§ **TASK ITEM**
Verbatim copy, images excluded: write out each record shown below.

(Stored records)
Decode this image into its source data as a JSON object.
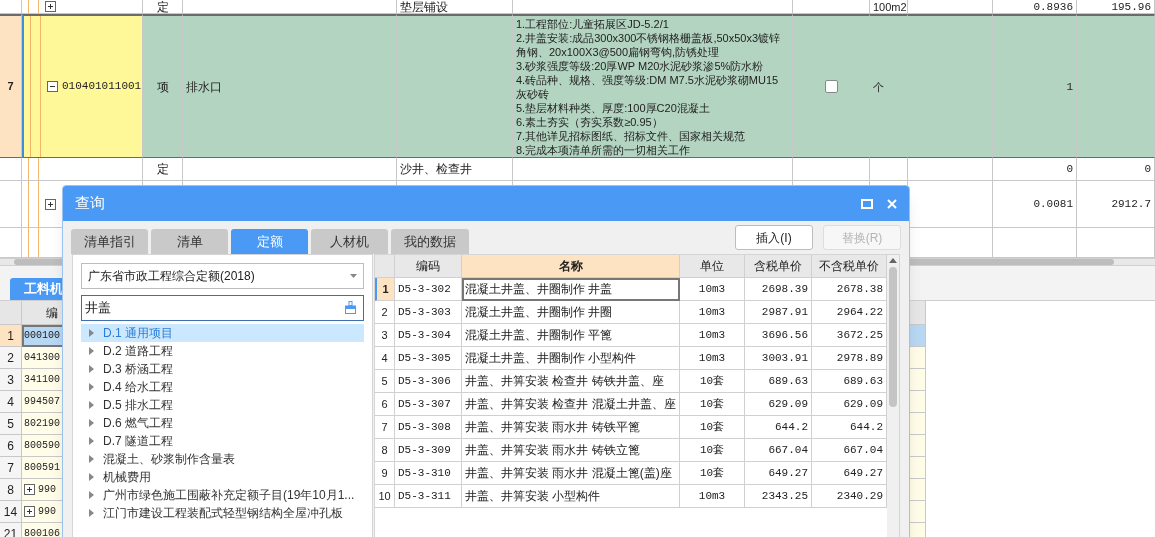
{
  "main_grid": {
    "rows": [
      {
        "expanded": false,
        "type": "定",
        "column_5": "垫层铺设",
        "unit": "100m2",
        "column_10": "0.8936",
        "column_11": "195.96",
        "selected": false
      },
      {
        "number": "7",
        "expanded": true,
        "code": "010401011001",
        "type": "项",
        "name": "排水口",
        "features": "1.工程部位:儿童拓展区JD-5.2/1\n2.井盖安装:成品300x300不锈钢格栅盖板,50x50x3镀锌角钢、20x100X3@500扁钢弯钩,防锈处理\n3.砂浆强度等级:20厚WP M20水泥砂浆渗5%防水粉\n4.砖品种、规格、强度等级:DM M7.5水泥砂浆砌MU15灰砂砖\n5.垫层材料种类、厚度:100厚C20混凝土\n6.素土夯实（夯实系数≥0.95）\n7.其他详见招标图纸、招标文件、国家相关规范\n8.完成本项清单所需的一切相关工作",
        "checked": false,
        "unit": "个",
        "column_10": "1",
        "selected": true
      },
      {
        "type": "定",
        "column_5": "沙井、检查井",
        "column_10": "0",
        "column_11": "0",
        "selected": false
      },
      {
        "expanded": false,
        "column_10": "0.0081",
        "column_11": "2912.7",
        "selected": false
      }
    ]
  },
  "lower_panel": {
    "tab": "工料机",
    "header": "编",
    "rows": [
      {
        "number": "1",
        "code": "000100",
        "selected": true
      },
      {
        "number": "2",
        "code": "041300",
        "selected": false
      },
      {
        "number": "3",
        "code": "341100",
        "selected": false
      },
      {
        "number": "4",
        "code": "994507",
        "selected": false
      },
      {
        "number": "5",
        "code": "802190",
        "selected": false
      },
      {
        "number": "6",
        "code": "800590",
        "selected": false
      },
      {
        "number": "7",
        "code": "800591",
        "selected": false
      },
      {
        "number": "8",
        "expanded": false,
        "code": "990",
        "selected": false
      },
      {
        "number": "14",
        "expanded": false,
        "code": "990",
        "selected": false
      },
      {
        "number": "21",
        "code": "800106",
        "selected": false
      }
    ]
  },
  "dialog": {
    "title": "查询",
    "tabs": [
      {
        "label": "清单指引",
        "selected": false
      },
      {
        "label": "清单",
        "selected": false
      },
      {
        "label": "定额",
        "selected": true
      },
      {
        "label": "人材机",
        "selected": false
      },
      {
        "label": "我的数据",
        "selected": false
      }
    ],
    "buttons": [
      {
        "label": "插入(I)",
        "disabled": false
      },
      {
        "label": "替换(R)",
        "disabled": true
      }
    ],
    "library": "广东省市政工程综合定额(2018)",
    "search": {
      "value": "井盖"
    },
    "tree": [
      {
        "label": "D.1 通用项目",
        "selected": true,
        "expanded": false
      },
      {
        "label": "D.2 道路工程",
        "selected": false,
        "expanded": false
      },
      {
        "label": "D.3 桥涵工程",
        "selected": false,
        "expanded": false
      },
      {
        "label": "D.4 给水工程",
        "selected": false,
        "expanded": false
      },
      {
        "label": "D.5 排水工程",
        "selected": false,
        "expanded": false
      },
      {
        "label": "D.6 燃气工程",
        "selected": false,
        "expanded": false
      },
      {
        "label": "D.7 隧道工程",
        "selected": false,
        "expanded": false
      },
      {
        "label": "混凝土、砂浆制作含量表",
        "selected": false,
        "expanded": false
      },
      {
        "label": "机械费用",
        "selected": false,
        "expanded": false
      },
      {
        "label": "广州市绿色施工围蔽补充定额子目(19年10月1...",
        "selected": false,
        "expanded": false
      },
      {
        "label": "江门市建设工程装配式轻型钢结构全屋冲孔板",
        "selected": false,
        "expanded": false
      }
    ],
    "table": {
      "columns": [
        "编码",
        "名称",
        "单位",
        "含税单价",
        "不含税单价"
      ],
      "rows": [
        {
          "number": "1",
          "code": "D5-3-302",
          "name": "混凝土井盖、井圈制作 井盖",
          "unit": "10m3",
          "tax_price": "2698.39",
          "price": "2678.38",
          "selected": true
        },
        {
          "number": "2",
          "code": "D5-3-303",
          "name": "混凝土井盖、井圈制作 井圈",
          "unit": "10m3",
          "tax_price": "2987.91",
          "price": "2964.22",
          "selected": false
        },
        {
          "number": "3",
          "code": "D5-3-304",
          "name": "混凝土井盖、井圈制作 平篦",
          "unit": "10m3",
          "tax_price": "3696.56",
          "price": "3672.25",
          "selected": false
        },
        {
          "number": "4",
          "code": "D5-3-305",
          "name": "混凝土井盖、井圈制作 小型构件",
          "unit": "10m3",
          "tax_price": "3003.91",
          "price": "2978.89",
          "selected": false
        },
        {
          "number": "5",
          "code": "D5-3-306",
          "name": "井盖、井箅安装 检查井 铸铁井盖、座",
          "unit": "10套",
          "tax_price": "689.63",
          "price": "689.63",
          "selected": false
        },
        {
          "number": "6",
          "code": "D5-3-307",
          "name": "井盖、井箅安装 检查井 混凝土井盖、座",
          "unit": "10套",
          "tax_price": "629.09",
          "price": "629.09",
          "selected": false
        },
        {
          "number": "7",
          "code": "D5-3-308",
          "name": "井盖、井箅安装 雨水井 铸铁平篦",
          "unit": "10套",
          "tax_price": "644.2",
          "price": "644.2",
          "selected": false
        },
        {
          "number": "8",
          "code": "D5-3-309",
          "name": "井盖、井箅安装 雨水井 铸铁立篦",
          "unit": "10套",
          "tax_price": "667.04",
          "price": "667.04",
          "selected": false
        },
        {
          "number": "9",
          "code": "D5-3-310",
          "name": "井盖、井箅安装 雨水井 混凝土篦(盖)座",
          "unit": "10套",
          "tax_price": "649.27",
          "price": "649.27",
          "selected": false
        },
        {
          "number": "10",
          "code": "D5-3-311",
          "name": "井盖、井箅安装 小型构件",
          "unit": "10m3",
          "tax_price": "2343.25",
          "price": "2340.29",
          "selected": false
        }
      ]
    }
  }
}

§ **WRITTEN RESPONSE**
Decode this image into its source data as a JSON object.
{
  "main_grid": {
    "rows": [
      {
        "expanded": false,
        "type": "定",
        "column_5": "垫层铺设",
        "unit": "100m2",
        "column_10": "0.8936",
        "column_11": "195.96",
        "selected": false
      },
      {
        "number": "7",
        "expanded": true,
        "code": "010401011001",
        "type": "项",
        "name": "排水口",
        "features": "1.工程部位:儿童拓展区JD-5.2/1\n2.井盖安装:成品300x300不锈钢格栅盖板,50x50x3镀锌角钢、20x100X3@500扁钢弯钩,防锈处理\n3.砂浆强度等级:20厚WP M20水泥砂浆渗5%防水粉\n4.砖品种、规格、强度等级:DM M7.5水泥砂浆砌MU15灰砂砖\n5.垫层材料种类、厚度:100厚C20混凝土\n6.素土夯实（夯实系数≥0.95）\n7.其他详见招标图纸、招标文件、国家相关规范\n8.完成本项清单所需的一切相关工作",
        "checked": false,
        "unit": "个",
        "column_10": "1",
        "selected": true
      },
      {
        "type": "定",
        "column_5": "沙井、检查井",
        "column_10": "0",
        "column_11": "0",
        "selected": false
      },
      {
        "expanded": false,
        "column_10": "0.0081",
        "column_11": "2912.7",
        "selected": false
      }
    ]
  },
  "lower_panel": {
    "tab": "工料机",
    "header": "编",
    "rows": [
      {
        "number": "1",
        "code": "000100",
        "selected": true
      },
      {
        "number": "2",
        "code": "041300",
        "selected": false
      },
      {
        "number": "3",
        "code": "341100",
        "selected": false
      },
      {
        "number": "4",
        "code": "994507",
        "selected": false
      },
      {
        "number": "5",
        "code": "802190",
        "selected": false
      },
      {
        "number": "6",
        "code": "800590",
        "selected": false
      },
      {
        "number": "7",
        "code": "800591",
        "selected": false
      },
      {
        "number": "8",
        "expanded": false,
        "code": "990",
        "selected": false
      },
      {
        "number": "14",
        "expanded": false,
        "code": "990",
        "selected": false
      },
      {
        "number": "21",
        "code": "800106",
        "selected": false
      }
    ]
  },
  "dialog": {
    "title": "查询",
    "tabs": [
      {
        "label": "清单指引",
        "selected": false
      },
      {
        "label": "清单",
        "selected": false
      },
      {
        "label": "定额",
        "selected": true
      },
      {
        "label": "人材机",
        "selected": false
      },
      {
        "label": "我的数据",
        "selected": false
      }
    ],
    "buttons": [
      {
        "label": "插入(I)",
        "disabled": false
      },
      {
        "label": "替换(R)",
        "disabled": true
      }
    ],
    "library": "广东省市政工程综合定额(2018)",
    "search": {
      "value": "井盖"
    },
    "tree": [
      {
        "label": "D.1 通用项目",
        "selected": true,
        "expanded": false
      },
      {
        "label": "D.2 道路工程",
        "selected": false,
        "expanded": false
      },
      {
        "label": "D.3 桥涵工程",
        "selected": false,
        "expanded": false
      },
      {
        "label": "D.4 给水工程",
        "selected": false,
        "expanded": false
      },
      {
        "label": "D.5 排水工程",
        "selected": false,
        "expanded": false
      },
      {
        "label": "D.6 燃气工程",
        "selected": false,
        "expanded": false
      },
      {
        "label": "D.7 隧道工程",
        "selected": false,
        "expanded": false
      },
      {
        "label": "混凝土、砂浆制作含量表",
        "selected": false,
        "expanded": false
      },
      {
        "label": "机械费用",
        "selected": false,
        "expanded": false
      },
      {
        "label": "广州市绿色施工围蔽补充定额子目(19年10月1...",
        "selected": false,
        "expanded": false
      },
      {
        "label": "江门市建设工程装配式轻型钢结构全屋冲孔板",
        "selected": false,
        "expanded": false
      }
    ],
    "table": {
      "columns": [
        "编码",
        "名称",
        "单位",
        "含税单价",
        "不含税单价"
      ],
      "rows": [
        {
          "number": "1",
          "code": "D5-3-302",
          "name": "混凝土井盖、井圈制作 井盖",
          "unit": "10m3",
          "tax_price": "2698.39",
          "price": "2678.38",
          "selected": true
        },
        {
          "number": "2",
          "code": "D5-3-303",
          "name": "混凝土井盖、井圈制作 井圈",
          "unit": "10m3",
          "tax_price": "2987.91",
          "price": "2964.22",
          "selected": false
        },
        {
          "number": "3",
          "code": "D5-3-304",
          "name": "混凝土井盖、井圈制作 平篦",
          "unit": "10m3",
          "tax_price": "3696.56",
          "price": "3672.25",
          "selected": false
        },
        {
          "number": "4",
          "code": "D5-3-305",
          "name": "混凝土井盖、井圈制作 小型构件",
          "unit": "10m3",
          "tax_price": "3003.91",
          "price": "2978.89",
          "selected": false
        },
        {
          "number": "5",
          "code": "D5-3-306",
          "name": "井盖、井箅安装 检查井 铸铁井盖、座",
          "unit": "10套",
          "tax_price": "689.63",
          "price": "689.63",
          "selected": false
        },
        {
          "number": "6",
          "code": "D5-3-307",
          "name": "井盖、井箅安装 检查井 混凝土井盖、座",
          "unit": "10套",
          "tax_price": "629.09",
          "price": "629.09",
          "selected": false
        },
        {
          "number": "7",
          "code": "D5-3-308",
          "name": "井盖、井箅安装 雨水井 铸铁平篦",
          "unit": "10套",
          "tax_price": "644.2",
          "price": "644.2",
          "selected": false
        },
        {
          "number": "8",
          "code": "D5-3-309",
          "name": "井盖、井箅安装 雨水井 铸铁立篦",
          "unit": "10套",
          "tax_price": "667.04",
          "price": "667.04",
          "selected": false
        },
        {
          "number": "9",
          "code": "D5-3-310",
          "name": "井盖、井箅安装 雨水井 混凝土篦(盖)座",
          "unit": "10套",
          "tax_price": "649.27",
          "price": "649.27",
          "selected": false
        },
        {
          "number": "10",
          "code": "D5-3-311",
          "name": "井盖、井箅安装 小型构件",
          "unit": "10m3",
          "tax_price": "2343.25",
          "price": "2340.29",
          "selected": false
        }
      ]
    }
  }
}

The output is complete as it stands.